I wasn’t planning on reviewing the Odd Future crooner and Def Jam artist Frank Ocean’s new album, channel ORANGE, until next week. You know, when it was supposed to come out? Maybe because of the recent wave of support he is getting due to his incredibly personal blog post is why his major label debut is now available for us the consumer to digest. Maybe he just wanted it out there for us to enjoy. Whatever the actual reason for this early release, I could not be happier that the album is in my possession. After listening to his first album/mixtape, the self-released nostalgia, ULTRA a year ago, this project has been on my personal musical radar (SIDE NOTE: If you don’t have nostalgia Ultra yet, do yourself a favor and get it). Now, ORANGE sits and plays on constant loop – and is consistently enjoyable from beginning to end.
The album starts with the lead single, “Thinkin Bout You,” a universal love song that shows off Ocean’s incredible range that just sends chills with every listen. “Sweet Life” talks about being a recluse with all of the money in the world, asking “Why see the world when you can see the beach.” “Pyramids” is a nine minute (yes…nine minutes) jam that that contains some incredibly catchy production that could easily find itself slithering through a club scene. My favorite song here is “Bad Religion,” an under three minute confessional between Ocean and a cab driver, giving an incredibly intimate look into his life and love.
Though the production is solid across the board, the biggest selling point is Ocean himself. His mono-tenor voice creates a memorable listening experience that I can assume will only get better with age. And those moments throughout ORANGE where he goes into his falsetto can just melt the hearts of any listener. He does have moments where he goes into his rap accent – most notably “Super Rich Kids” – which is nice for diversity sake, but every time he croons just makes ORANGE that much more dynamic. His accent makes him the most unique and memorable R&B artist out there right now, which should explain his success being featured in other artist’s work.

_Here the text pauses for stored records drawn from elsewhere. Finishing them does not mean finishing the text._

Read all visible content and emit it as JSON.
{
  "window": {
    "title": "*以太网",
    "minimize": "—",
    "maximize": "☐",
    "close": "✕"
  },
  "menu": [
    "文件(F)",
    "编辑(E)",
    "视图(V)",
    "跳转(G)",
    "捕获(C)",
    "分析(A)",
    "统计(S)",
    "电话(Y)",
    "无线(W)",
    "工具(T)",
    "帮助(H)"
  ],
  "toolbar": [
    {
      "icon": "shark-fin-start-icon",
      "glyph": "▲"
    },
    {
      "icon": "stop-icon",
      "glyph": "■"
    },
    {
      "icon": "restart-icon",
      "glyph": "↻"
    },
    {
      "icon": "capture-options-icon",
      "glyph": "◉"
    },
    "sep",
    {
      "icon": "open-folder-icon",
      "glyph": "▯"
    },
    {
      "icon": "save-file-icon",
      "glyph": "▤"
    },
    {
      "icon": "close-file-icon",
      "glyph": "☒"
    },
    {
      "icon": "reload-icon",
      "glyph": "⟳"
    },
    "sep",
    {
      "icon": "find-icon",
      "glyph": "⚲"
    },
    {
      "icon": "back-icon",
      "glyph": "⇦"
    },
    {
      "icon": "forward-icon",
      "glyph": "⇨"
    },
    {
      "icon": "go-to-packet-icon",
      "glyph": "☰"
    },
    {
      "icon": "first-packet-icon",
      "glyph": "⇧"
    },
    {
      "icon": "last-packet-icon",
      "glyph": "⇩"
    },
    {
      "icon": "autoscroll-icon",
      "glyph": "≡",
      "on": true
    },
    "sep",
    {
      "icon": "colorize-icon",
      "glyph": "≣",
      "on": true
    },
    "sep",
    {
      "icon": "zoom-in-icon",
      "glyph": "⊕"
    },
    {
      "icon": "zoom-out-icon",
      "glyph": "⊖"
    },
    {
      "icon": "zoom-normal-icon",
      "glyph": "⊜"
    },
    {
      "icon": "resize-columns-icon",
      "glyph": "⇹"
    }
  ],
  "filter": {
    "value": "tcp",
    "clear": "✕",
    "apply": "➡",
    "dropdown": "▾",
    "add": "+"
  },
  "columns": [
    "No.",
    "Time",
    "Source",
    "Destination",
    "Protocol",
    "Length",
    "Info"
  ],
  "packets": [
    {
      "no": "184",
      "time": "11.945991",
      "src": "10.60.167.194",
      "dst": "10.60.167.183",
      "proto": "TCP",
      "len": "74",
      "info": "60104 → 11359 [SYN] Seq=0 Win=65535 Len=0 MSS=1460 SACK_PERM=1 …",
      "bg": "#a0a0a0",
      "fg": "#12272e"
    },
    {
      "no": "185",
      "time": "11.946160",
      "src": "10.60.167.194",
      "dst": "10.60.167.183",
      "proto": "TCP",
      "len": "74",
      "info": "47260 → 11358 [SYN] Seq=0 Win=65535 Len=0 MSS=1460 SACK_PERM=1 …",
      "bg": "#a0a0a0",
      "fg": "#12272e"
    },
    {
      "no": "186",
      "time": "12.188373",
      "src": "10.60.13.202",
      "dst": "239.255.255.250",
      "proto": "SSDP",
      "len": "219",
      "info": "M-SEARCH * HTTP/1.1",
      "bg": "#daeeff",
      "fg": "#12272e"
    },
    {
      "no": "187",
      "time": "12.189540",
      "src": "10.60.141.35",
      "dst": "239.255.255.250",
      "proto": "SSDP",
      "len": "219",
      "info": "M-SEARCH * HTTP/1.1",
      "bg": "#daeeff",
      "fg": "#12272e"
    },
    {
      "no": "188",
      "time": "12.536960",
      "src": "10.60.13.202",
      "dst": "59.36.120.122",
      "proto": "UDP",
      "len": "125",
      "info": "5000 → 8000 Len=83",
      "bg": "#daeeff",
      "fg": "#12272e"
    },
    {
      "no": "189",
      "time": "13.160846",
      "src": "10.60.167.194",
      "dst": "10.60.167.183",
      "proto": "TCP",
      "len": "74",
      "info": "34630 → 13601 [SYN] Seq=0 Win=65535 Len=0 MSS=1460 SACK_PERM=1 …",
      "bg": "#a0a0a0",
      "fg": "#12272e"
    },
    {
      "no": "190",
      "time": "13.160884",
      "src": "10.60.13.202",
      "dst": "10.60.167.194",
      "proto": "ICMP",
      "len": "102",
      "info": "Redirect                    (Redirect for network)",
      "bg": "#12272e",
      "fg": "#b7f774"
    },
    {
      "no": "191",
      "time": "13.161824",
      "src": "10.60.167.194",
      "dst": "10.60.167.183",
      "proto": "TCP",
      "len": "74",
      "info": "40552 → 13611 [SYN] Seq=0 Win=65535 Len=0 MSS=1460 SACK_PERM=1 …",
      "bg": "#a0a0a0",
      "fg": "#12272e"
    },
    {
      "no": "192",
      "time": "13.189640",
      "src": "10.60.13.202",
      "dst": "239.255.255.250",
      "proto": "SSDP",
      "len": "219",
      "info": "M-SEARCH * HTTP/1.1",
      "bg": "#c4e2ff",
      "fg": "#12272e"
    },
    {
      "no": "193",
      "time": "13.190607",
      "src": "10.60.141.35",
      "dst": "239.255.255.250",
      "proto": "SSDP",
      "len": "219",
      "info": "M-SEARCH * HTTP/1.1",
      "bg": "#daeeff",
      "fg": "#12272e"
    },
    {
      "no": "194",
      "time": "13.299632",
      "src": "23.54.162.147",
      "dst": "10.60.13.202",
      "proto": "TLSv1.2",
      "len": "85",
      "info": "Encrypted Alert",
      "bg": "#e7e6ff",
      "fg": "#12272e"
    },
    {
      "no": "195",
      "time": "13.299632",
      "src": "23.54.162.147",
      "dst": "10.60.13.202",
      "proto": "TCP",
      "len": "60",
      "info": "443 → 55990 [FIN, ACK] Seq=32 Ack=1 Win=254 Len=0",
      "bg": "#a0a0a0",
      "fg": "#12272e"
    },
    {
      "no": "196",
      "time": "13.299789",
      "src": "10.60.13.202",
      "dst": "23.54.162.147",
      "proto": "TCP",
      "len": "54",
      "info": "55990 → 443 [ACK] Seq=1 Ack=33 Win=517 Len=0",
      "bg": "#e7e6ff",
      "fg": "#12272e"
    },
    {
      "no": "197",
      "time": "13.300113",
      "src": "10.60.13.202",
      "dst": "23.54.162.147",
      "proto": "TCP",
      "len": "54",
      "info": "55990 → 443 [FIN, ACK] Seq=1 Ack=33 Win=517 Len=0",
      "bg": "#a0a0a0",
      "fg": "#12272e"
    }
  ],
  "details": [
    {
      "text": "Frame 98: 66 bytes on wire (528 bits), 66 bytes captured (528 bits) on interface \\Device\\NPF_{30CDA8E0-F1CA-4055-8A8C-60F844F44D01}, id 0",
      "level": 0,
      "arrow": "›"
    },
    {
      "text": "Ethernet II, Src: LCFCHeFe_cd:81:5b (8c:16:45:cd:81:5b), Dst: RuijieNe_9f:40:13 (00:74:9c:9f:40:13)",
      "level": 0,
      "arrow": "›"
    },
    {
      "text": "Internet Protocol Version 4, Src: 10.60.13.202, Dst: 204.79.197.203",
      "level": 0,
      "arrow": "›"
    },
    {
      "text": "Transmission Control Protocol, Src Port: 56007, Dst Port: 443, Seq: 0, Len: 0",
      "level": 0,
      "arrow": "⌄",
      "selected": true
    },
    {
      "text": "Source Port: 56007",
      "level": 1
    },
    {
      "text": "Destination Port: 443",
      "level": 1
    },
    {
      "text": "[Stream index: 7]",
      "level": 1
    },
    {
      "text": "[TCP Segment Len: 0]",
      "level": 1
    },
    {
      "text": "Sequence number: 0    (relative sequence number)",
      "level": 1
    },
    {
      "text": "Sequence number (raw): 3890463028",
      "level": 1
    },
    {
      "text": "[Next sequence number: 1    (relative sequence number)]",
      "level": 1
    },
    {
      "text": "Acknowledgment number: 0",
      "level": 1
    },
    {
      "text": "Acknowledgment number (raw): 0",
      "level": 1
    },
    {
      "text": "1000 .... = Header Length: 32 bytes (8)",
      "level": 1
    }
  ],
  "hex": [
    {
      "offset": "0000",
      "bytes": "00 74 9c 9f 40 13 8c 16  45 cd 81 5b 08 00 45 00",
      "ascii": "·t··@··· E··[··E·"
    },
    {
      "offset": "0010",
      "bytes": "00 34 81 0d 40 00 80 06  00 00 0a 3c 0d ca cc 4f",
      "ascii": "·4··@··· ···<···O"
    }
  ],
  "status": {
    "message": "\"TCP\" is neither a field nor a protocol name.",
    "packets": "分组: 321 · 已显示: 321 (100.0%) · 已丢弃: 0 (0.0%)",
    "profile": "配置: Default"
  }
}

Be expecting to hear his voice so much more in the future.
As much as I could praise Ocean, there are some quips I have to point out. There are three features on the album, none of which really hit me like I think they were supposed to. Odd Future’s Earl Sweatshirt puts down a rather short verse on “Super Rich Kids,” and Outkast’s Andre 3000 doesn’t (and hasn’t in a while) hit the bar he has set up for himself when it comes to being featured on tracks. Lastly, there’s John Mayer, who does a rendition of “White” which was previously released on The OF Tape Vol.2 earlier this year. It’s not awful, but then again, it’s basically filler.
channel ORANGE is now my soundtrack to my summer. The songs are intimate, raw, and incredibly enjoyable. The album evokes a lot of different emotions throughout – from love and loneliness, Ocean shows moments of weakness and strength with whatever feelings that he is singing about. His voice remains one of the most distinctive and unwavering voices in the R&B game today, as every track showcases his giant range and melodic diversity. channel ORANGE is yet another solid outing for Ocean, matching if not surpassing nostalgia, ULTRA. ORANGE is a universal album for all to enjoy, and if your personal intolerance towards Ocean is preventing you from even touching this, go ahead and skip it. You just won’t hear anything like this all year.
Final Grade: A-
Go Download: “Bad Religion”